Multiplex chains are challenging various state governments’ decisions on allowing outside food into cinema theatres. While so far there have been only two judgments on this issue (one against multiplex operators in Jammu and Kashmir, and the other in their favour in Madhya Pradesh), verdict in the key state of Maharashtra is keenly awaited. Analysts at Edelweiss Securities believe the favourable judgment in Madhya Pradesh will strengthen the case of multiplexes in Maharashtra.

While there is uncertainty, given the overhang related to the entry of outside food into theatres, Girish Pai, head of research at Nirmal Bang Institutional Equities, says the 20-25 per cent correction in the stock price creates an attractive entry point for investors with a long-term view. Chirag Shah of CLSA, too, says asset valuations are now attractive, especially in view of high entry barriers, a consolidated industry structure, and large untapped potential.

A permanent closure to this issue through the legal route with a favourable verdict will lead to a valuation re-rating for the sector, which remains an oligopoly (70 per cent of the screens are controlled by just four players). Pai of Nirmal Bang Institutional Equities believes the litigation against multiplex operators will not stand legal scrutiny, as the film exhibition is not an essential service and is, thus, taxed at the highest goods and services tax (GST) rate of 28 per cent. Additionally, there are issues related to security, impact on other segments of the entertainment industry and hygiene/ ambience, which will be difficult for state governments to overcome in the courts.  

In addition to changes in the F&B pricing and mix, multiplexes have a couple of avenues, including increasing advertisement and ticket prices, which account for 11 per cent and 60 per cent of the revenue, respectively, to offset the potential impact on this business. 

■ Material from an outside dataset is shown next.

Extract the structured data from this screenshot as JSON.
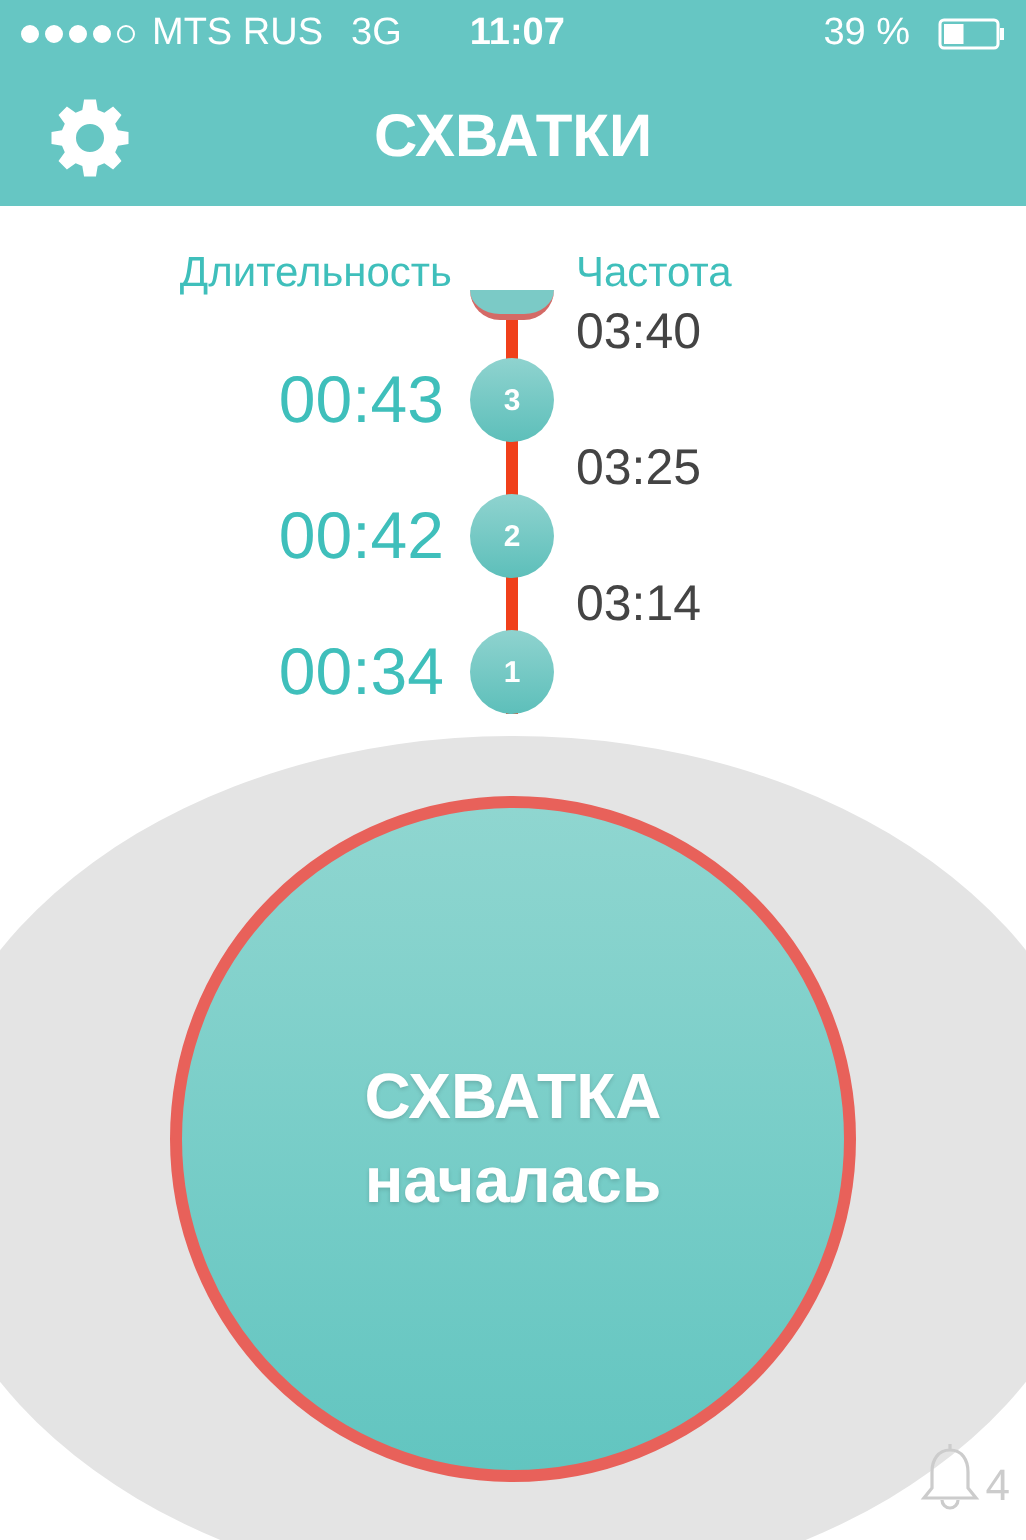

On the operations side, the companies reported a strong June quarter, led by aggressive expansion and a strong movie pipeline. While revenues improved 7-9 per cent over a year on the back of a 20 per cent-plus jump in F&B revenues, the overall spends per head have also increased. Box office collections, especially for PVR, were strong at 12 per cent, aided by a 2 per cent increase in ticket prices and 8 per cent rise in footfalls. Analysts at Edelweiss say future revenue for the company will be supported by aggressive screen expansion and a strong movie line-up. Brokerages also have a ‘buy’ rating on Inox, as they believe the valuation gap between PVR and Inox will reduce, given that the smaller company is addressing issues related to weakness in the F&B and advertisement segments.

However, if there is a negative verdict in Maharashtra, the impact will be felt more on PVR than Inox. While PVR has 157 screens in Maharashtra (a quarter of all its screens) compared to 24 per cent for Inox, the share of F&B revenue in the turnover is much higher for PVR at 27 per cent compared to 22 per cent for Inox. The other risk is: other states might follow suit after an unfavourable verdict for multiplexes.